Work item –
Check each line of the entries for "data" and report the ones that have it.

BEGIN Records for processing

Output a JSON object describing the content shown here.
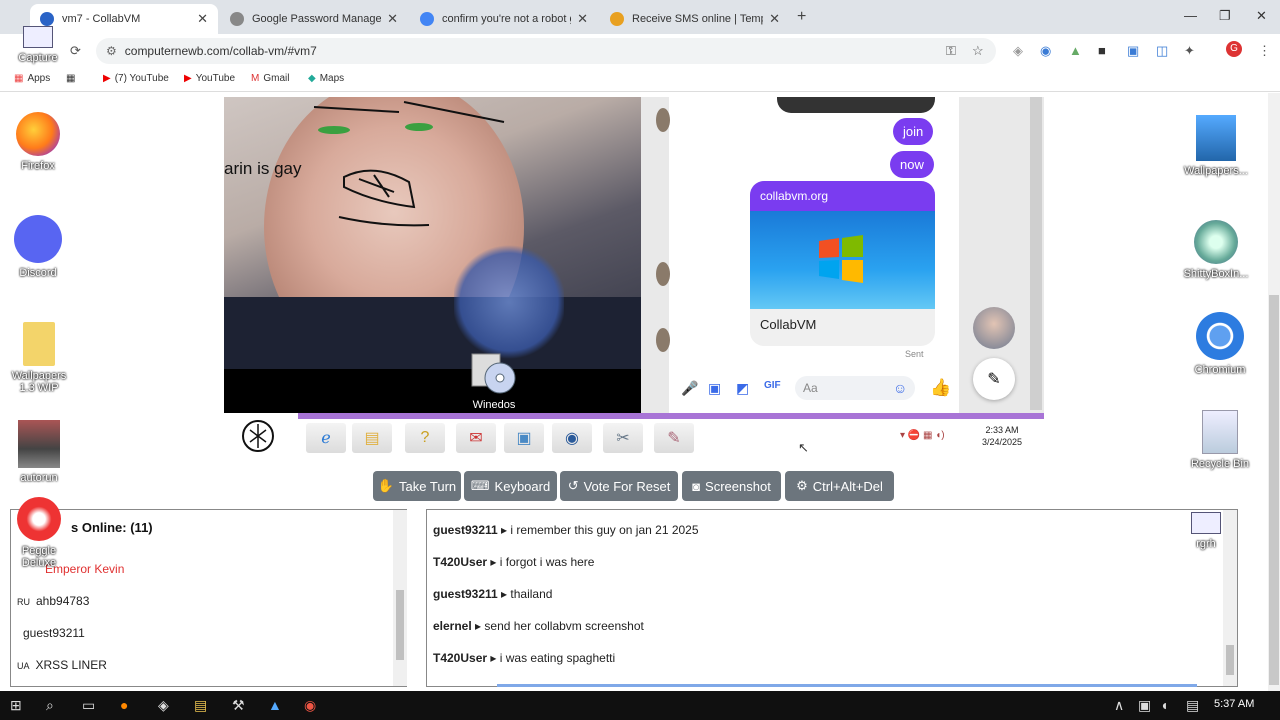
{
  "browser": {
    "tabs": [
      {
        "title": "vm7 - CollabVM",
        "active": true
      },
      {
        "title": "Google Password Manager",
        "active": false
      },
      {
        "title": "confirm you're not a robot goo",
        "active": false
      },
      {
        "title": "Receive SMS online | Temporar",
        "active": false
      }
    ],
    "new_tab_glyph": "+",
    "url": "computernewb.com/collab-vm/#vm7",
    "bookmarks": [
      "Apps",
      "(7) YouTube",
      "YouTube",
      "Gmail",
      "Maps"
    ],
    "profile_initial": "G"
  },
  "desktop_icons": {
    "capture": "Capture",
    "firefox": "Firefox",
    "discord": "Discord",
    "wallpapers_left": "Wallpapers 1.3 WIP",
    "autorun": "autorun",
    "peggle": "Peggle Deluxe",
    "wallpapers_right": "Wallpapers...",
    "shittybox": "ShittyBoxIn...",
    "chromium": "Chromium",
    "recycle": "Recycle Bin",
    "rgrh": "rgrh"
  },
  "vm": {
    "cam_overlay_text": "arin is gay",
    "winedos_label": "Winedos",
    "messenger": {
      "bubbles": [
        "join",
        "now"
      ],
      "link_card_domain": "collabvm.org",
      "link_card_title": "CollabVM",
      "sent_label": "Sent",
      "composer_placeholder": "Aa"
    },
    "clock_time": "2:33 AM",
    "clock_date": "3/24/2025"
  },
  "controls": {
    "take_turn": "Take Turn",
    "keyboard": "Keyboard",
    "vote_reset": "Vote For Reset",
    "screenshot": "Screenshot",
    "ctrl_alt_del": "Ctrl+Alt+Del"
  },
  "users": {
    "header": "s Online: (11)",
    "list": [
      {
        "flag": "",
        "name": "Emperor Kevin",
        "color": "#e03030"
      },
      {
        "flag": "RU",
        "name": "ahb94783",
        "color": "#222222"
      },
      {
        "flag": "",
        "name": "guest93211",
        "color": "#222222"
      },
      {
        "flag": "UA",
        "name": "XRSS LINER",
        "color": "#222222"
      }
    ]
  },
  "chat": [
    {
      "user": "guest93211",
      "text": "i remember this guy on jan 21 2025"
    },
    {
      "user": "T420User",
      "text": "i forgot i was here"
    },
    {
      "user": "guest93211",
      "text": "thailand"
    },
    {
      "user": "elernel",
      "text": "send her collabvm screenshot"
    },
    {
      "user": "T420User",
      "text": "i was eating spaghetti"
    }
  ],
  "taskbar": {
    "time": "5:37 AM"
  },
  "colors": {
    "messenger_purple": "#7a3cf0",
    "button_gray": "#6c757d",
    "accent_blue": "#3b6be8"
  }
}
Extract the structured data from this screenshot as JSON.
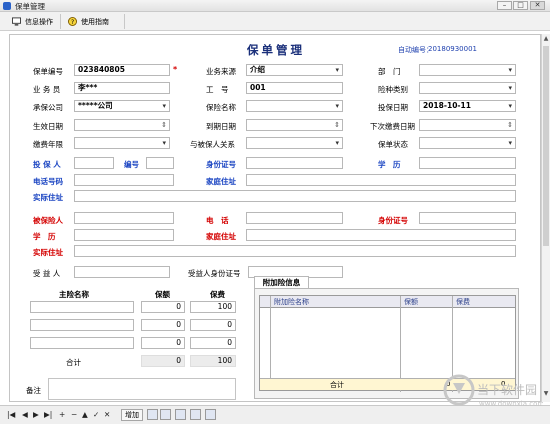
{
  "window": {
    "title": "保单管理",
    "buttons": {
      "minimize": "–",
      "maximize": "□",
      "close": "✕"
    }
  },
  "toolbar": {
    "items": [
      {
        "label": "信息操作",
        "icon": "monitor-icon"
      },
      {
        "label": "使用指南",
        "icon": "question-icon"
      }
    ]
  },
  "form": {
    "title": "保单管理",
    "auto_no_label": "自动编号：",
    "auto_no_value": "20180930001",
    "required_mark": "*",
    "fields": {
      "policy_no": {
        "label": "保单编号",
        "value": "023840805"
      },
      "business_source": {
        "label": "业务来源",
        "value": "介绍"
      },
      "department": {
        "label": "部　门",
        "value": ""
      },
      "agent": {
        "label": "业 务 员",
        "value": "李***"
      },
      "employee_no": {
        "label": "工　号",
        "value": "001"
      },
      "insurance_type": {
        "label": "险种类别",
        "value": ""
      },
      "insurer": {
        "label": "承保公司",
        "value": "*****公司"
      },
      "insurance_name": {
        "label": "保险名称",
        "value": ""
      },
      "insure_date": {
        "label": "投保日期",
        "value": "2018-10-11"
      },
      "effective_date": {
        "label": "生效日期",
        "value": ""
      },
      "expiry_date": {
        "label": "到期日期",
        "value": ""
      },
      "next_payment_date": {
        "label": "下次缴费日期",
        "value": ""
      },
      "payment_years": {
        "label": "缴费年限",
        "value": ""
      },
      "relation": {
        "label": "与被保人关系",
        "value": ""
      },
      "policy_status": {
        "label": "保单状态",
        "value": ""
      }
    },
    "policyholder": {
      "name_label": "投 保 人",
      "no_label": "编号",
      "id_label": "身份证号",
      "edu_label": "学　历",
      "phone_label": "电话号码",
      "home_address_label": "家庭住址",
      "address_label": "实际住址"
    },
    "insured": {
      "name_label": "被保险人",
      "phone_label": "电　话",
      "id_label": "身份证号",
      "edu_label": "学　历",
      "home_address_label": "家庭住址",
      "address_label": "实际住址"
    },
    "beneficiary": {
      "name_label": "受 益 人",
      "id_label": "受益人身份证号"
    },
    "main_insurance": {
      "headers": [
        "主险名称",
        "保额",
        "保费"
      ],
      "rows": [
        {
          "name": "",
          "amount": "0",
          "premium": "100"
        },
        {
          "name": "",
          "amount": "0",
          "premium": "0"
        },
        {
          "name": "",
          "amount": "0",
          "premium": "0"
        }
      ],
      "total_label": "合计",
      "total_amount": "0",
      "total_premium": "100"
    },
    "additional_insurance": {
      "tab_label": "附加险信息",
      "headers": [
        "附加险名称",
        "保额",
        "保费"
      ],
      "total_label": "合计",
      "total_amount": "0",
      "total_premium": "0"
    },
    "remark_label": "备注"
  },
  "navigator": {
    "buttons": [
      "|◀",
      "◀",
      "▶",
      "▶|",
      "+",
      "−",
      "▲",
      "✓",
      "✕",
      "↻"
    ],
    "add_label": "增加"
  },
  "watermark": {
    "text": "当下软件园",
    "subtext": "www.downxia.com"
  },
  "colors": {
    "title": "#1a2f7a",
    "red_label": "#d40000",
    "blue_label": "#1a44c2",
    "highlight_row": "#fff6d2"
  }
}
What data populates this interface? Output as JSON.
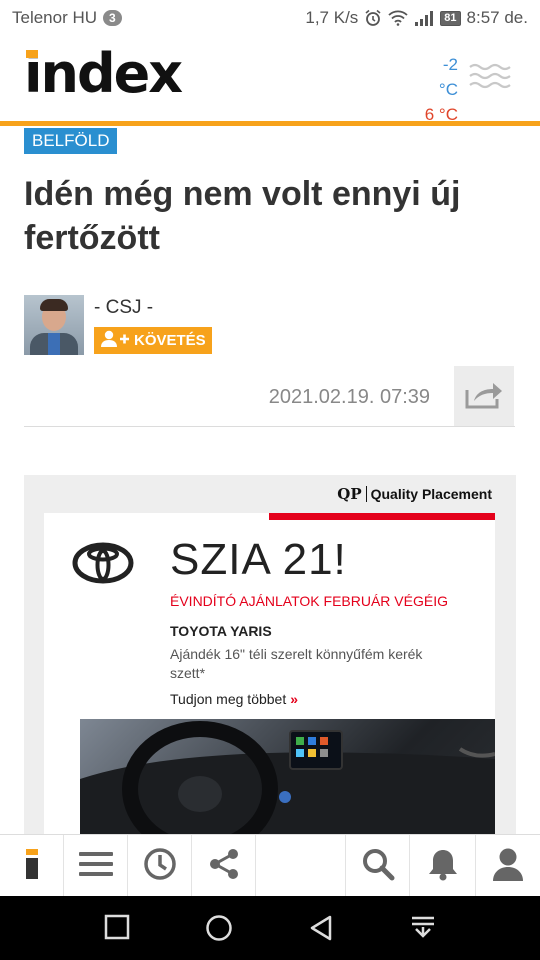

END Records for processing

Output below –
Extract the structured data from this screenshot as JSON.
What data populates this interface? Output as JSON.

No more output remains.